That's a significant problem. I'll tell you where I come from. I'm interested in healing the whole community, whether it's a local small community or the whole national community. What I have found helpful, in similar situations where people feel each other as existential threats, is to create a program to teach people skills for self-care and to help them create support groups for themselves. We open the training up to everyone.
For example, right after the war in Kosovo we began to work both separately and jointly with the Serbs and the Albanians. A few weeks earlier, they were literally killing each other. What happens as they come together in the training sessions is that they want to have nothing to do with each other. They sit apart from each other. But they are in a small group and they're mixed together. The first group drew pictures. Three of them where you draw yourself, yourself with your biggest problem, and yourself with your problem solved. The amazing thing to these people was that the pictures of the biggest problem were almost identical, except the identities were reversed.
They'd look at these drawings and they see how similar the drawings are, and that gives them a point of connection: "You're as scared of me as I am of you. There's just as much anger that you have for me as I have for you." As the groups go on, the points of connection increase, and the sharing too — which at first is skimpy because they don't trust each other. They eventually begin to see the humanity of each other and that can be the basis for some kind of connection.

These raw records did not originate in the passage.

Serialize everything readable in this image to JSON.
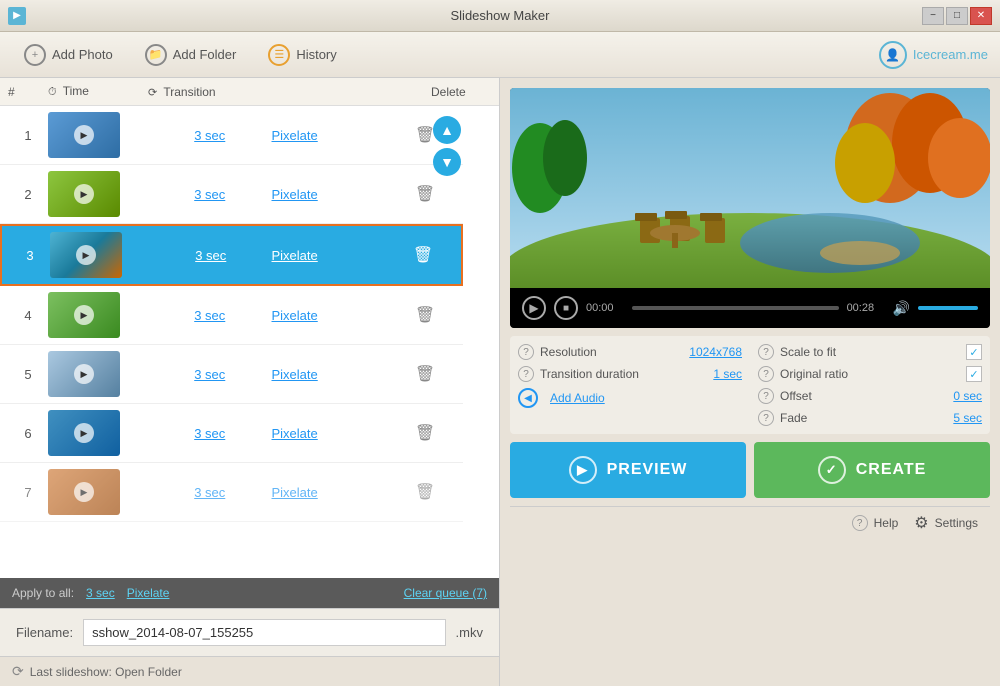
{
  "window": {
    "title": "Slideshow Maker",
    "min_label": "−",
    "restore_label": "□",
    "close_label": "✕"
  },
  "toolbar": {
    "add_photo_label": "Add Photo",
    "add_folder_label": "Add Folder",
    "history_label": "History",
    "brand_label": "Icecream.me"
  },
  "list_header": {
    "num": "#",
    "time": "Time",
    "transition": "Transition",
    "delete": "Delete"
  },
  "slides": [
    {
      "num": "1",
      "time": "3 sec",
      "transition": "Pixelate",
      "selected": false
    },
    {
      "num": "2",
      "time": "3 sec",
      "transition": "Pixelate",
      "selected": false
    },
    {
      "num": "3",
      "time": "3 sec",
      "transition": "Pixelate",
      "selected": true
    },
    {
      "num": "4",
      "time": "3 sec",
      "transition": "Pixelate",
      "selected": false
    },
    {
      "num": "5",
      "time": "3 sec",
      "transition": "Pixelate",
      "selected": false
    },
    {
      "num": "6",
      "time": "3 sec",
      "transition": "Pixelate",
      "selected": false
    },
    {
      "num": "7",
      "time": "3 sec",
      "transition": "Pixelate",
      "selected": false
    }
  ],
  "apply_bar": {
    "label": "Apply to all:",
    "time": "3 sec",
    "transition": "Pixelate",
    "clear": "Clear queue (7)"
  },
  "filename": {
    "label": "Filename:",
    "value": "sshow_2014-08-07_155255",
    "ext": ".mkv"
  },
  "status_bar": {
    "last_slideshow": "Last slideshow: Open Folder"
  },
  "video_controls": {
    "time_current": "00:00",
    "time_total": "00:28",
    "progress_pct": 0
  },
  "settings": {
    "resolution_label": "Resolution",
    "resolution_value": "1024x768",
    "transition_dur_label": "Transition duration",
    "transition_dur_value": "1 sec",
    "scale_label": "Scale to fit",
    "scale_checked": true,
    "ratio_label": "Original ratio",
    "ratio_checked": true,
    "offset_label": "Offset",
    "offset_value": "0 sec",
    "fade_label": "Fade",
    "fade_value": "5 sec",
    "add_audio_label": "Add Audio"
  },
  "buttons": {
    "preview_label": "PREVIEW",
    "create_label": "CREATE"
  },
  "bottom_right": {
    "help_label": "Help",
    "settings_label": "Settings"
  }
}
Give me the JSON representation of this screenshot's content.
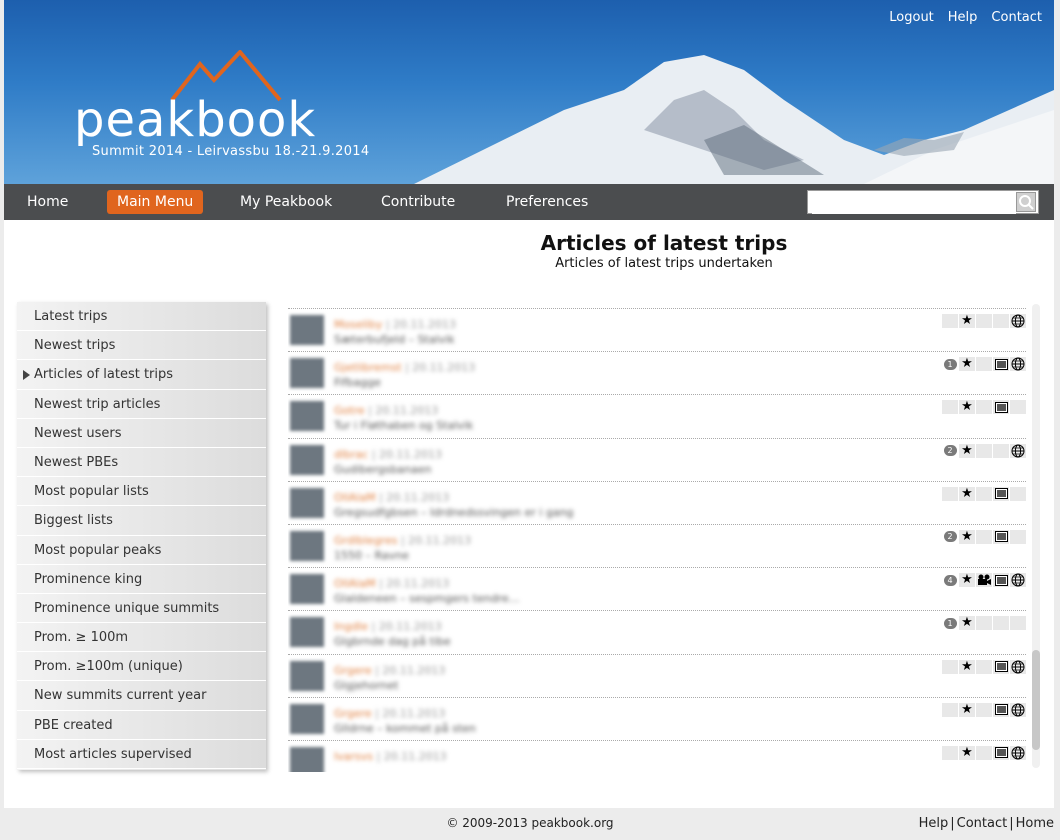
{
  "header": {
    "brand": "peakbook",
    "subtitle": "Summit 2014 - Leirvassbu 18.-21.9.2014",
    "links": [
      "Logout",
      "Help",
      "Contact"
    ]
  },
  "nav": {
    "items": [
      "Home",
      "Main Menu",
      "My Peakbook",
      "Contribute",
      "Preferences"
    ],
    "active": "Main Menu",
    "search_value": ""
  },
  "page": {
    "title": "Articles of latest trips",
    "subtitle": "Articles of latest trips undertaken"
  },
  "sidebar": {
    "items": [
      "Latest trips",
      "Newest trips",
      "Articles of latest trips",
      "Newest trip articles",
      "Newest users",
      "Newest PBEs",
      "Most popular lists",
      "Biggest lists",
      "Most popular peaks",
      "Prominence king",
      "Prominence unique summits",
      "Prom. ≥ 100m",
      "Prom. ≥100m (unique)",
      "New summits current year",
      "PBE created",
      "Most articles supervised"
    ],
    "active_index": 2
  },
  "list": {
    "rows": [
      {
        "name": "Moseliby",
        "date": "20.11.2013",
        "desc": "Sæterbufjeld – Stalvik",
        "count": "",
        "star": true,
        "image": false,
        "video": false,
        "globe": true
      },
      {
        "name": "Gjetlibremst",
        "date": "20.11.2013",
        "desc": "Fifbagge",
        "count": "1",
        "star": true,
        "image": true,
        "video": false,
        "globe": true
      },
      {
        "name": "Gotre",
        "date": "20.11.2013",
        "desc": "Tur i Fløthaben og Stalvik",
        "count": "",
        "star": true,
        "image": true,
        "video": false,
        "globe": false
      },
      {
        "name": "dlbrac",
        "date": "20.11.2013",
        "desc": "Gudibergsbanaen",
        "count": "2",
        "star": true,
        "image": false,
        "video": false,
        "globe": true
      },
      {
        "name": "OllAlaM",
        "date": "20.11.2013",
        "desc": "Gregsudfgbsen – Idrdnedssvingen er i gang",
        "count": "",
        "star": true,
        "image": true,
        "video": false,
        "globe": false
      },
      {
        "name": "Grdlblegres",
        "date": "20.11.2013",
        "desc": "1550 – Ravne",
        "count": "2",
        "star": true,
        "image": true,
        "video": false,
        "globe": false
      },
      {
        "name": "OllAlaM",
        "date": "20.11.2013",
        "desc": "Glaldeneen – sespmgers tendre…",
        "count": "4",
        "star": true,
        "image": true,
        "video": true,
        "globe": true
      },
      {
        "name": "Ingdle",
        "date": "20.11.2013",
        "desc": "Glgbrnde dag på tibe",
        "count": "1",
        "star": true,
        "image": false,
        "video": false,
        "globe": false
      },
      {
        "name": "Grgere",
        "date": "20.11.2013",
        "desc": "Glgjehornet",
        "count": "",
        "star": true,
        "image": true,
        "video": false,
        "globe": true
      },
      {
        "name": "Grgere",
        "date": "20.11.2013",
        "desc": "Glldrne – kommet på sten",
        "count": "",
        "star": true,
        "image": true,
        "video": false,
        "globe": true
      },
      {
        "name": "Ivarsvs",
        "date": "20.11.2013",
        "desc": "",
        "count": "",
        "star": true,
        "image": true,
        "video": false,
        "globe": true
      }
    ],
    "date_sep": " | "
  },
  "footer": {
    "copyright": "© 2009-2013 peakbook.org",
    "links": [
      "Help",
      "Contact",
      "Home"
    ]
  },
  "colors": {
    "accent": "#e0651e",
    "nav_bg": "#4b4d4f",
    "sky": "#2f7cc7"
  }
}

America needs a truth and reconciliation committee or similar process to have some accountability and then perhaps healing from the crimes and other harm committed by the Trump regime and its allies. What would such a process look like?
First of all, Desmond Tutu is a friend, he's on the advisory board of my Center for Mind-Body Medicine, and he's a great teacher to me. I've been talking with people in Congress who are asking the same question that you're asking, and who don't know how they're going to go about creating such a process. They are saying, "How am I going to forgive and have a working relationship, and maybe even a personal relationship, with people who at least gave tacit approval to these people who rioted and threatened my life?"
These congresspeople are saying they don't know how to do that right now," and I say, "The answer will come as you deal with your own issues, your own rage, and your own sense of betrayal. As you come into physiological balance, as you share your experience with people with whom you can share your experience. I don't know what the answer is going to be."
I do not know if there's going to be a truth and reconciliation commission such as what took place in South Africa. Such societies — I am doing similar work in Sudan — have a tradition where there are different ways of coming to a reconciliation, ways of going to family or a community you have wronged, and apologizing and giving something to them. We do not have that here in America.
How do you counsel Democrats to sit across from someone who wished them harm? If I was one of the Democrats I would want any Republican who aided and abetted the attackers in any way to be expelled from Congress and face criminal and civil punishments. How can there be forgiveness without accountability? How can we have healing without consequences?
They're not mutually exclusive. With Congress, the public part of that accountability, the institutional part, is calling the alleged participants to account. It is saying, "You did this. We should censure you." That's fine. As far as any kind of forgiveness, one has to see how that evolves, and if it does. I don't think they're mutually exclusive. I do not know what they're going to say to the other people in Congress. For my part, I'm happy to help them with the healing process, insofar as I can.